(Beginning of Input records)

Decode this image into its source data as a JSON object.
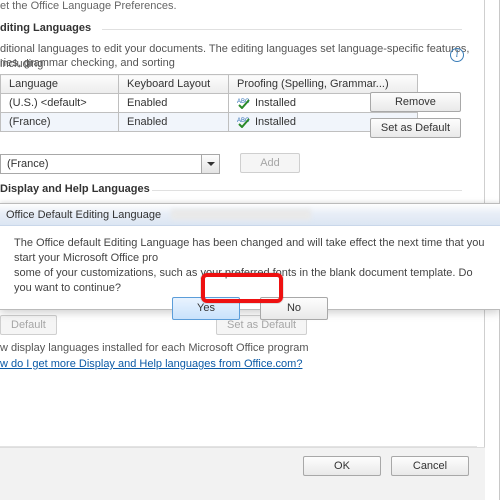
{
  "pref_intro": "et the Office Language Preferences.",
  "editing": {
    "title": "diting Languages",
    "desc1": "ditional languages to edit your documents. The editing languages set language-specific features, including",
    "desc2": "ries, grammar checking, and sorting",
    "headers": {
      "lang": "Language",
      "layout": "Keyboard Layout",
      "proof": "Proofing (Spelling, Grammar...)"
    },
    "rows": [
      {
        "lang": "(U.S.) <default>",
        "layout": "Enabled",
        "proof": "Installed"
      },
      {
        "lang": "(France)",
        "layout": "Enabled",
        "proof": "Installed"
      }
    ],
    "remove": "Remove",
    "set_default": "Set as Default",
    "add_dd": "(France)",
    "add_btn": "Add"
  },
  "display": {
    "title": "Display and Help Languages",
    "default_btn": "Default",
    "setdef_btn": "Set as Default",
    "line": "w display languages installed for each Microsoft Office program",
    "link": "w do I get more Display and Help languages from Office.com?"
  },
  "alert": {
    "title": "Office Default Editing Language",
    "msg1": "The Office default Editing Language has been changed and will take effect the next time that you start your Microsoft Office pro",
    "msg2": "some of your customizations, such as your preferred fonts in the blank document template. Do you want to continue?",
    "yes": "Yes",
    "no": "No"
  },
  "bottom": {
    "ok": "OK",
    "cancel": "Cancel"
  }
}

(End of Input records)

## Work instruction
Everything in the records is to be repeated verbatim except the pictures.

## Solution to this task
Decode this image into its source data as a JSON object.
{
  "pref_intro": "et the Office Language Preferences.",
  "editing": {
    "title": "diting Languages",
    "desc1": "ditional languages to edit your documents. The editing languages set language-specific features, including",
    "desc2": "ries, grammar checking, and sorting",
    "headers": {
      "lang": "Language",
      "layout": "Keyboard Layout",
      "proof": "Proofing (Spelling, Grammar...)"
    },
    "rows": [
      {
        "lang": "(U.S.) <default>",
        "layout": "Enabled",
        "proof": "Installed"
      },
      {
        "lang": "(France)",
        "layout": "Enabled",
        "proof": "Installed"
      }
    ],
    "remove": "Remove",
    "set_default": "Set as Default",
    "add_dd": "(France)",
    "add_btn": "Add"
  },
  "display": {
    "title": "Display and Help Languages",
    "default_btn": "Default",
    "setdef_btn": "Set as Default",
    "line": "w display languages installed for each Microsoft Office program",
    "link": "w do I get more Display and Help languages from Office.com?"
  },
  "alert": {
    "title": "Office Default Editing Language",
    "msg1": "The Office default Editing Language has been changed and will take effect the next time that you start your Microsoft Office pro",
    "msg2": "some of your customizations, such as your preferred fonts in the blank document template. Do you want to continue?",
    "yes": "Yes",
    "no": "No"
  },
  "bottom": {
    "ok": "OK",
    "cancel": "Cancel"
  }
}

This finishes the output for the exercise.